Exercise materials Start Marker

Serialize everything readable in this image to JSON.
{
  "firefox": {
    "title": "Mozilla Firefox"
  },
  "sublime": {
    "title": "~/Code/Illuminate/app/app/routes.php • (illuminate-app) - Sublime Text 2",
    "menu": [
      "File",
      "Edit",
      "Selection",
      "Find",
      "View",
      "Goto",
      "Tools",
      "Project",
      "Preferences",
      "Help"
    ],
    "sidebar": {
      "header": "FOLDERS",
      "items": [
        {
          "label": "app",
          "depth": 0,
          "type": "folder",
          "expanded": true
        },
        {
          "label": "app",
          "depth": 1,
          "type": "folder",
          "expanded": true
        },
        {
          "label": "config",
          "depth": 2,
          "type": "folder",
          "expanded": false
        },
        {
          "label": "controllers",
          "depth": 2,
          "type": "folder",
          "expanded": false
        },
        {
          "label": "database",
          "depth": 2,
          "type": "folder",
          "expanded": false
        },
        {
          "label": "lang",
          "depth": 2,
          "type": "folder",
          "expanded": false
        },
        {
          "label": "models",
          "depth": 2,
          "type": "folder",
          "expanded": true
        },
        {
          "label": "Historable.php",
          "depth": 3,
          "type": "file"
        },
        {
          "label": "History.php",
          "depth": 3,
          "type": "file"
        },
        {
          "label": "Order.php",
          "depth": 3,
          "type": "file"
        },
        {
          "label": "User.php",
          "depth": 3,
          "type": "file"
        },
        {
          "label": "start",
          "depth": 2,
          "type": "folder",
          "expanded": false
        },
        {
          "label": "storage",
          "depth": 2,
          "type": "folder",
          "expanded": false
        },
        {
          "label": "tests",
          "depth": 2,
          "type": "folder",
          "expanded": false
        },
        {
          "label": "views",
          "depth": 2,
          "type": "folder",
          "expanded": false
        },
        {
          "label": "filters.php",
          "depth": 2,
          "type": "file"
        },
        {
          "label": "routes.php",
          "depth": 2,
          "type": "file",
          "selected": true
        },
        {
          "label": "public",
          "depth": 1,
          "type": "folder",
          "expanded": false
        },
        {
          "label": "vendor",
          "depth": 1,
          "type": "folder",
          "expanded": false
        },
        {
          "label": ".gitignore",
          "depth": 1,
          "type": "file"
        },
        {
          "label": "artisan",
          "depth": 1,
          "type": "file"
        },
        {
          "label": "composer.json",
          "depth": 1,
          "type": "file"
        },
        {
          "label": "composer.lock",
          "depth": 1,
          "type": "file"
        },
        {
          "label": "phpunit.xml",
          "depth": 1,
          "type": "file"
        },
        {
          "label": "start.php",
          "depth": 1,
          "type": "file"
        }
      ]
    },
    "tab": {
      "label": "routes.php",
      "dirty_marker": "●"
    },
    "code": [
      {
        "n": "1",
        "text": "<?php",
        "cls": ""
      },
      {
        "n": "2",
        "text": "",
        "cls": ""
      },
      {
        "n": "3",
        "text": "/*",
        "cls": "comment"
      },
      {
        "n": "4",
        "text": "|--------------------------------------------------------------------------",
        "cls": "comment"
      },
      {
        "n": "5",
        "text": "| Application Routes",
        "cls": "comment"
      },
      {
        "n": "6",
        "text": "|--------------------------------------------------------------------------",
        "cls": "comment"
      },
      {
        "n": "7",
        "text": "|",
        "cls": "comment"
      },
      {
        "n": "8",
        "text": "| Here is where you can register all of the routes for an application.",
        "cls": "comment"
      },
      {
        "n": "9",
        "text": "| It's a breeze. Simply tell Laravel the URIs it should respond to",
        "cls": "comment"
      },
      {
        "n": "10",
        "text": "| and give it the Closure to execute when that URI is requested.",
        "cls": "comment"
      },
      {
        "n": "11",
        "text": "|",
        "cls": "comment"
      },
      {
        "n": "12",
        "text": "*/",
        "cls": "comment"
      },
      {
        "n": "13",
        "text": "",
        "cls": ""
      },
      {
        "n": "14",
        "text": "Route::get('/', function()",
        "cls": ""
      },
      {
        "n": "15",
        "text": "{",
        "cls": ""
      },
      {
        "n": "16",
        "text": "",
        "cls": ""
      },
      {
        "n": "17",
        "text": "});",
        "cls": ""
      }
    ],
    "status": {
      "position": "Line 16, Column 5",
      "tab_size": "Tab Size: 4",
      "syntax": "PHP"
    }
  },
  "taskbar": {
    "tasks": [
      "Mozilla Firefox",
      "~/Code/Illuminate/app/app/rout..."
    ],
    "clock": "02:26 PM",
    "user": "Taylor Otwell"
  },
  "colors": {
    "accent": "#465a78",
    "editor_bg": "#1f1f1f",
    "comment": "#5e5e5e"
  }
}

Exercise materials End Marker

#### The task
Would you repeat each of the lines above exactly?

#### Solution for this exercise
Serialize everything readable in this image to JSON.
{
  "firefox": {
    "title": "Mozilla Firefox"
  },
  "sublime": {
    "title": "~/Code/Illuminate/app/app/routes.php • (illuminate-app) - Sublime Text 2",
    "menu": [
      "File",
      "Edit",
      "Selection",
      "Find",
      "View",
      "Goto",
      "Tools",
      "Project",
      "Preferences",
      "Help"
    ],
    "sidebar": {
      "header": "FOLDERS",
      "items": [
        {
          "label": "app",
          "depth": 0,
          "type": "folder",
          "expanded": true
        },
        {
          "label": "app",
          "depth": 1,
          "type": "folder",
          "expanded": true
        },
        {
          "label": "config",
          "depth": 2,
          "type": "folder",
          "expanded": false
        },
        {
          "label": "controllers",
          "depth": 2,
          "type": "folder",
          "expanded": false
        },
        {
          "label": "database",
          "depth": 2,
          "type": "folder",
          "expanded": false
        },
        {
          "label": "lang",
          "depth": 2,
          "type": "folder",
          "expanded": false
        },
        {
          "label": "models",
          "depth": 2,
          "type": "folder",
          "expanded": true
        },
        {
          "label": "Historable.php",
          "depth": 3,
          "type": "file"
        },
        {
          "label": "History.php",
          "depth": 3,
          "type": "file"
        },
        {
          "label": "Order.php",
          "depth": 3,
          "type": "file"
        },
        {
          "label": "User.php",
          "depth": 3,
          "type": "file"
        },
        {
          "label": "start",
          "depth": 2,
          "type": "folder",
          "expanded": false
        },
        {
          "label": "storage",
          "depth": 2,
          "type": "folder",
          "expanded": false
        },
        {
          "label": "tests",
          "depth": 2,
          "type": "folder",
          "expanded": false
        },
        {
          "label": "views",
          "depth": 2,
          "type": "folder",
          "expanded": false
        },
        {
          "label": "filters.php",
          "depth": 2,
          "type": "file"
        },
        {
          "label": "routes.php",
          "depth": 2,
          "type": "file",
          "selected": true
        },
        {
          "label": "public",
          "depth": 1,
          "type": "folder",
          "expanded": false
        },
        {
          "label": "vendor",
          "depth": 1,
          "type": "folder",
          "expanded": false
        },
        {
          "label": ".gitignore",
          "depth": 1,
          "type": "file"
        },
        {
          "label": "artisan",
          "depth": 1,
          "type": "file"
        },
        {
          "label": "composer.json",
          "depth": 1,
          "type": "file"
        },
        {
          "label": "composer.lock",
          "depth": 1,
          "type": "file"
        },
        {
          "label": "phpunit.xml",
          "depth": 1,
          "type": "file"
        },
        {
          "label": "start.php",
          "depth": 1,
          "type": "file"
        }
      ]
    },
    "tab": {
      "label": "routes.php",
      "dirty_marker": "●"
    },
    "code": [
      {
        "n": "1",
        "text": "<?php",
        "cls": ""
      },
      {
        "n": "2",
        "text": "",
        "cls": ""
      },
      {
        "n": "3",
        "text": "/*",
        "cls": "comment"
      },
      {
        "n": "4",
        "text": "|--------------------------------------------------------------------------",
        "cls": "comment"
      },
      {
        "n": "5",
        "text": "| Application Routes",
        "cls": "comment"
      },
      {
        "n": "6",
        "text": "|--------------------------------------------------------------------------",
        "cls": "comment"
      },
      {
        "n": "7",
        "text": "|",
        "cls": "comment"
      },
      {
        "n": "8",
        "text": "| Here is where you can register all of the routes for an application.",
        "cls": "comment"
      },
      {
        "n": "9",
        "text": "| It's a breeze. Simply tell Laravel the URIs it should respond to",
        "cls": "comment"
      },
      {
        "n": "10",
        "text": "| and give it the Closure to execute when that URI is requested.",
        "cls": "comment"
      },
      {
        "n": "11",
        "text": "|",
        "cls": "comment"
      },
      {
        "n": "12",
        "text": "*/",
        "cls": "comment"
      },
      {
        "n": "13",
        "text": "",
        "cls": ""
      },
      {
        "n": "14",
        "text": "Route::get('/', function()",
        "cls": ""
      },
      {
        "n": "15",
        "text": "{",
        "cls": ""
      },
      {
        "n": "16",
        "text": "",
        "cls": ""
      },
      {
        "n": "17",
        "text": "});",
        "cls": ""
      }
    ],
    "status": {
      "position": "Line 16, Column 5",
      "tab_size": "Tab Size: 4",
      "syntax": "PHP"
    }
  },
  "taskbar": {
    "tasks": [
      "Mozilla Firefox",
      "~/Code/Illuminate/app/app/rout..."
    ],
    "clock": "02:26 PM",
    "user": "Taylor Otwell"
  },
  "colors": {
    "accent": "#465a78",
    "editor_bg": "#1f1f1f",
    "comment": "#5e5e5e"
  }
}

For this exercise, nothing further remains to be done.